_WHAT THE TASK REQUIRES_: Extract each line of the records below that contains the word "true".

_Items from an interface collection_:

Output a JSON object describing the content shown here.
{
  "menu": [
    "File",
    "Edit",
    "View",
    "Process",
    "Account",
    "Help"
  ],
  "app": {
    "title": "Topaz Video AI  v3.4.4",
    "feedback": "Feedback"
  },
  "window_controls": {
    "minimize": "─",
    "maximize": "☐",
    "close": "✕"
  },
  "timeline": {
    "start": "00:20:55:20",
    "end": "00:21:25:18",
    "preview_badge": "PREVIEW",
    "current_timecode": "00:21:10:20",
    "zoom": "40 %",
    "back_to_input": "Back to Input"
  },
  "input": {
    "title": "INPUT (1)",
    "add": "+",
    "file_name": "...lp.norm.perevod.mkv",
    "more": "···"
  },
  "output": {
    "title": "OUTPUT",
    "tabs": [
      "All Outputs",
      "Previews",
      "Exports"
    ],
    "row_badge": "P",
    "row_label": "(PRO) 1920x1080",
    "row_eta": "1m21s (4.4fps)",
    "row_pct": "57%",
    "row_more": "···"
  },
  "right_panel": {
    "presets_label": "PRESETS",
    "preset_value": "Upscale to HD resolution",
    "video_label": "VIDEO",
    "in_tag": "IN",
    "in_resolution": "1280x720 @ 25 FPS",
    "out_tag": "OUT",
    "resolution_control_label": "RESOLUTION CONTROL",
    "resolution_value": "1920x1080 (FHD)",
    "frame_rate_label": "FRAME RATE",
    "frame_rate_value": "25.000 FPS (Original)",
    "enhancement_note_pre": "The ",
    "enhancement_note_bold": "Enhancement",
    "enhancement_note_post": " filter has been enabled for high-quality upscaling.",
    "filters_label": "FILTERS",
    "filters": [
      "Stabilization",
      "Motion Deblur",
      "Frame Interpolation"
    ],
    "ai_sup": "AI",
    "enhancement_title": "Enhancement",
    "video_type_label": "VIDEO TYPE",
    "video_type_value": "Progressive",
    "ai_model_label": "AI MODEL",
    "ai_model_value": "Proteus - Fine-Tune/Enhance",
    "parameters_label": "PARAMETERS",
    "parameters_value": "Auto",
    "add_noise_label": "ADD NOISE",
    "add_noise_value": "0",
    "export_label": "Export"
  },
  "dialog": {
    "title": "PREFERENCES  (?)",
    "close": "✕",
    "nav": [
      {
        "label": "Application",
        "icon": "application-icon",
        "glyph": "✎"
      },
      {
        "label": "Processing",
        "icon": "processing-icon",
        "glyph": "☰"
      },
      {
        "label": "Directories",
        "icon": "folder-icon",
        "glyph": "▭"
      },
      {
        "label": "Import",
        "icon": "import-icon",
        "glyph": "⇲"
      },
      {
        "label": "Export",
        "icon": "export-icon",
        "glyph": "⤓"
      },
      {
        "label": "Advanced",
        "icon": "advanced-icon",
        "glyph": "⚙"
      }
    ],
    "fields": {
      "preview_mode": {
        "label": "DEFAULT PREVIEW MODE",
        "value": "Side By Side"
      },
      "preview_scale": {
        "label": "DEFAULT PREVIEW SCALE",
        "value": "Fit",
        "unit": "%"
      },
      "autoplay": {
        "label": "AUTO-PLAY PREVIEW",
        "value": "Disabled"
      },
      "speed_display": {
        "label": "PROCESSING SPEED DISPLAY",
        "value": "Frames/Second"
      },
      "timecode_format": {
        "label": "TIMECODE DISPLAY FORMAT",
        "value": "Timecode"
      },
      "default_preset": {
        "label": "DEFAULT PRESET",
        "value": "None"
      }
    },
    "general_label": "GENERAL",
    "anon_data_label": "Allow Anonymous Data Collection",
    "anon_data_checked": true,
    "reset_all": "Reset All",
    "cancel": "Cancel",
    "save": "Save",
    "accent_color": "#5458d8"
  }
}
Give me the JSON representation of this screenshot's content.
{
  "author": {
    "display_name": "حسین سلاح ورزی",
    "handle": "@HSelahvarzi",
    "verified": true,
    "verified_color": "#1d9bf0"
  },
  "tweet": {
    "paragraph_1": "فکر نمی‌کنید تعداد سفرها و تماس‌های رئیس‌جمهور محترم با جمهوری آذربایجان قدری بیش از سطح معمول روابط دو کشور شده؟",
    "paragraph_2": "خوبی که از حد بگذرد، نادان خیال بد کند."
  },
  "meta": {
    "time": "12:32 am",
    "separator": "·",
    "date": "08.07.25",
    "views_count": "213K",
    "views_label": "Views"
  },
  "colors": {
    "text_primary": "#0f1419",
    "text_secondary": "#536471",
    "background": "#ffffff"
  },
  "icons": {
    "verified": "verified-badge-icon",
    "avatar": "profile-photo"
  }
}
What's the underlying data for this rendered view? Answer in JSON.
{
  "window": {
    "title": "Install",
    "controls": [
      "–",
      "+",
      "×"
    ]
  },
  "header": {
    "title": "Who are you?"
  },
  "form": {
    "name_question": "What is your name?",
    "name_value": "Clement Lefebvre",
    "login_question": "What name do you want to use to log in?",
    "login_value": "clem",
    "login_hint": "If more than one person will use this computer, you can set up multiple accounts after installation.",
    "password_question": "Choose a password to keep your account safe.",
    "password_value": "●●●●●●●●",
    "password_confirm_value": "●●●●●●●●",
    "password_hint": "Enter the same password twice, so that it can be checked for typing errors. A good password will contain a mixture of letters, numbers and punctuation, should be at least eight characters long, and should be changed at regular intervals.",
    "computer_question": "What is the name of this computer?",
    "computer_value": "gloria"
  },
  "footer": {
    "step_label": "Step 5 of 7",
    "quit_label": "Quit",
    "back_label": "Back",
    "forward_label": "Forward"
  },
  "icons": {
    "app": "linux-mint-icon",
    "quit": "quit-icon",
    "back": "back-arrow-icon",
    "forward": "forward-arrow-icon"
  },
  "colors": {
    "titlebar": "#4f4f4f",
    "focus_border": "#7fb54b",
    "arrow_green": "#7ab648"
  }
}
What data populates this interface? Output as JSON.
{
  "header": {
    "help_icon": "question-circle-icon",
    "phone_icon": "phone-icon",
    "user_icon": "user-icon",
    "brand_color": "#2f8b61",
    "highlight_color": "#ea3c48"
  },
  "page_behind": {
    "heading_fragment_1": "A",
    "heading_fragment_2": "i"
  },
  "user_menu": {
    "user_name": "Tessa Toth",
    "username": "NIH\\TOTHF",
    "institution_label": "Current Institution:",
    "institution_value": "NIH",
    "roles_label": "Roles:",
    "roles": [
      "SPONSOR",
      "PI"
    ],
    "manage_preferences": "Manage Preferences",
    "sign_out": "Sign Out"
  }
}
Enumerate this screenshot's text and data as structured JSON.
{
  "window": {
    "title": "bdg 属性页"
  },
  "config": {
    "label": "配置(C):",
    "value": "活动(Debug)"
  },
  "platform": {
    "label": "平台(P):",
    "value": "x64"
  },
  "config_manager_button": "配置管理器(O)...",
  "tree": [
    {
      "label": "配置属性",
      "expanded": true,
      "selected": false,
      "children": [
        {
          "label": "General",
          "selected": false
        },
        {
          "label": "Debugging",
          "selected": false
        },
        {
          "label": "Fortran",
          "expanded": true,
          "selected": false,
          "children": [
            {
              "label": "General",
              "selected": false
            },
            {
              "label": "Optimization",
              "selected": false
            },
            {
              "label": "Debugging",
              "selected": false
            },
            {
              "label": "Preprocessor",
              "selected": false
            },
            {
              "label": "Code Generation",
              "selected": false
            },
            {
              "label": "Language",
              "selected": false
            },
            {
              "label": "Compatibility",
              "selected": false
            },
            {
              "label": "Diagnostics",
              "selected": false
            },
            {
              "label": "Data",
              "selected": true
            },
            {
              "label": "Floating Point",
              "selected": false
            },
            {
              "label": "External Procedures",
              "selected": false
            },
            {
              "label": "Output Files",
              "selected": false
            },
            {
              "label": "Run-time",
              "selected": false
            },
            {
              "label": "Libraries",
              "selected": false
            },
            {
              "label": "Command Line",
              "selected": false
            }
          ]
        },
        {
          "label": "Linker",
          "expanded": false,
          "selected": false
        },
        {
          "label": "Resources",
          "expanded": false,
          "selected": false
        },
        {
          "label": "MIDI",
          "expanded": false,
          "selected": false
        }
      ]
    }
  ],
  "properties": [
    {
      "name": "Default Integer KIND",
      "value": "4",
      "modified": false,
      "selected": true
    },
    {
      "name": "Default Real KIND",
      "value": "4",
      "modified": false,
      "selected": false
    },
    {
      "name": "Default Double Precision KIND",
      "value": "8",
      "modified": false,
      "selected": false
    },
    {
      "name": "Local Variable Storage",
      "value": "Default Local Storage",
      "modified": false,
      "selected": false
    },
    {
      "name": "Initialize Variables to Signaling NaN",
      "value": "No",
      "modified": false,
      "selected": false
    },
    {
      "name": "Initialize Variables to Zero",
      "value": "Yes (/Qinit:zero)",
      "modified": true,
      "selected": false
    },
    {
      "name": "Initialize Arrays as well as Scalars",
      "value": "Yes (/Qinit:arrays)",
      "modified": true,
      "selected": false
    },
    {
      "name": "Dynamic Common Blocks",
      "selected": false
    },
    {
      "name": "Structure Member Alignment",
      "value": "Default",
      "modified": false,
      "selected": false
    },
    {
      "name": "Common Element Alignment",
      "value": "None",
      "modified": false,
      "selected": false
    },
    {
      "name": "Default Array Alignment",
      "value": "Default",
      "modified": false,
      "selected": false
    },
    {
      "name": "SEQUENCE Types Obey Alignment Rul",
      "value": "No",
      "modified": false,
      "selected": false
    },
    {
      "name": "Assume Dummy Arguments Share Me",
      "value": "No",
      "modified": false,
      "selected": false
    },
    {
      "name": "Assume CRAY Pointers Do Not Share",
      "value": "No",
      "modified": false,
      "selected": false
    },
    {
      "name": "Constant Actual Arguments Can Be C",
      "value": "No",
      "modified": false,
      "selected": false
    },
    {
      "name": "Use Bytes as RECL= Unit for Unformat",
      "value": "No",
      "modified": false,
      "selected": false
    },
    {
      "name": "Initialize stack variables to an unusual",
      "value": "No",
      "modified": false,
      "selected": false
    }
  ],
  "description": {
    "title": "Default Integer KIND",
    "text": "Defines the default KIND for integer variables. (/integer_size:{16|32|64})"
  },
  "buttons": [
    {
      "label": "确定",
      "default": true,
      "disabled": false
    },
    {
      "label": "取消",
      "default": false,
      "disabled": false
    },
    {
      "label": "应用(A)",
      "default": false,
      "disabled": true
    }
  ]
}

_EXERCISE ANSWER_:
    "anon_data_checked": true,
    "verified": true,
      "expanded": true,
          "expanded": true,
              "selected": true
      "selected": true
      "modified": true,
      "modified": true,
      "default": true,
      "disabled": true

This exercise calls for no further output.